The United National Movement and street protests
By Messenger Staff
Monday, February 25Former Prime Minister and Interior Minister Vano Merabishvili, currently the Secretary-General of the United National Movement (UNM), announced that a street rally will be held in front of the former Parliament Building in Tbilisi on April 19th.
Already this month the UNM organized a street protest in support of Tbilisi Mayor Gigi Ugulava, currently under investigation by the Ministry of Finance.
The protest action of April 19th is supposed to demonstrate to the new Georgian Dream government the Georgian population's desire to preserve the country’s pro-Western orientation. This is despite the new government having declared repeatedly their pro-Western orientation and their desire for Georgia to eventually join NATO and the EU.
The Secretary-General of the UNM has called upon all "Georgian patriots" to show the current government that the country should not revert to the past. The slogans used by UNM leaders are in the best manner of Soviet propaganda when all the faults of the communist regime were blamed on capitalist countries.
Many political analysts find it strange that the rally is scheduled two months from now when the issue of whether to add a constitutional amendment specifying Georgia's pro-Western orientation is currently being discussed. Another question also exists: why is the protest rally being held in front of the old Parliament Building in Tbilisi rather than in front of the new Parliament Building in Kutaisi?

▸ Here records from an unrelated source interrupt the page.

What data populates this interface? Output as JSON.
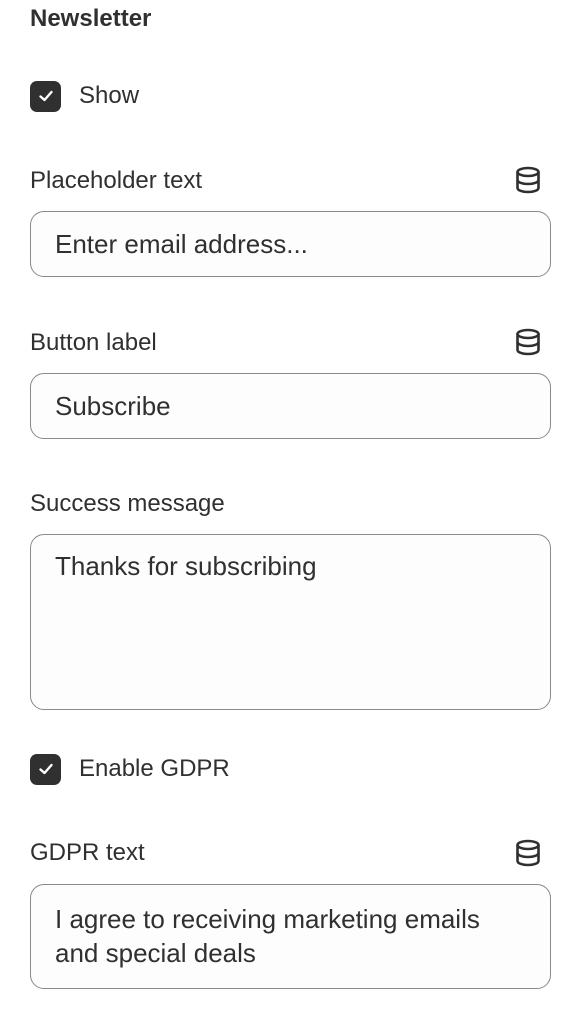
{
  "section": {
    "title": "Newsletter"
  },
  "show_checkbox": {
    "label": "Show",
    "checked": true
  },
  "placeholder_field": {
    "label": "Placeholder text",
    "value": "Enter email address...",
    "icon": "database-icon"
  },
  "button_label_field": {
    "label": "Button label",
    "value": "Subscribe",
    "icon": "database-icon"
  },
  "success_message_field": {
    "label": "Success message",
    "value": "Thanks for subscribing"
  },
  "gdpr_checkbox": {
    "label": "Enable GDPR",
    "checked": true
  },
  "gdpr_text_field": {
    "label": "GDPR text",
    "value": "I agree to receiving marketing emails and special deals",
    "icon": "database-icon"
  },
  "colors": {
    "text": "#303030",
    "checkbox_fill": "#303030",
    "input_border": "#8a8a8a"
  }
}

Analysts remember well how some time ago Mikheil Saakashvili stated that the time when Georgia’s history was conducted on one street in Tbilisi (Rustaveli Avenue) was over. How strange then that his party has announced a rally to be held in front of the deserted Parliament Building on Rustaveli Avenue, scenes of other protests in Georgia's recent history. The building is in such a state of dilapidation now it would need several months' restoration and millions of lari to be able to host a parliamentary session.
Maybe the organizers of the April 19th rally were a little bit upset when the U.S. Ambassador to Georgia Richard Norland expressed his opinion that Georgia still has a strong pro-Western orientation.
Commentators are speculating about the reasons for announcing the rally two months hence. One explanation is that the UNM wants to boost its strength as it loses supporters daily around the country. According to this view the rally is being organized to demonstrate that it is still politically relevant. Another explanation is that by April the President can dissolve Parliament and the government. It will be interesting to see how many supporters the UNM can rally for the event.
Most analysts think the amount of people who took part in the recent protests in front of the Finance Ministry was the maximum number of those who support the old regime after a “total mobilization” of the party.
Prime Minister Bidzina Ivanishvili said this should all be accepted with humor but also supposed that the opposition is planning subterfuge. Georgian Dream coalition MP Koba Davitahsvili thinks this is a real threat. Leader of the Christian-Democratic Movement (CDM) Giorgi Targamadze used the opportunity to gain attention by stating that the UNM is "a bulb which is switched off". Moreover, he said the scheduled rally is cynical because it was Saakashvili and Merabishvili who prevented Georgia’s Western development due to their policies. Georgian Dream MP Tina Khidasheli expressed her regret that Georgia has a political opposition that wants to keep the country in an atmosphere of confrontation.
It seems likely that the Georgian Dream coalition will not wait for events to develop and get out of hand; most probably they will have to take preventive measures. Georgia's political cohabitation is falling apart.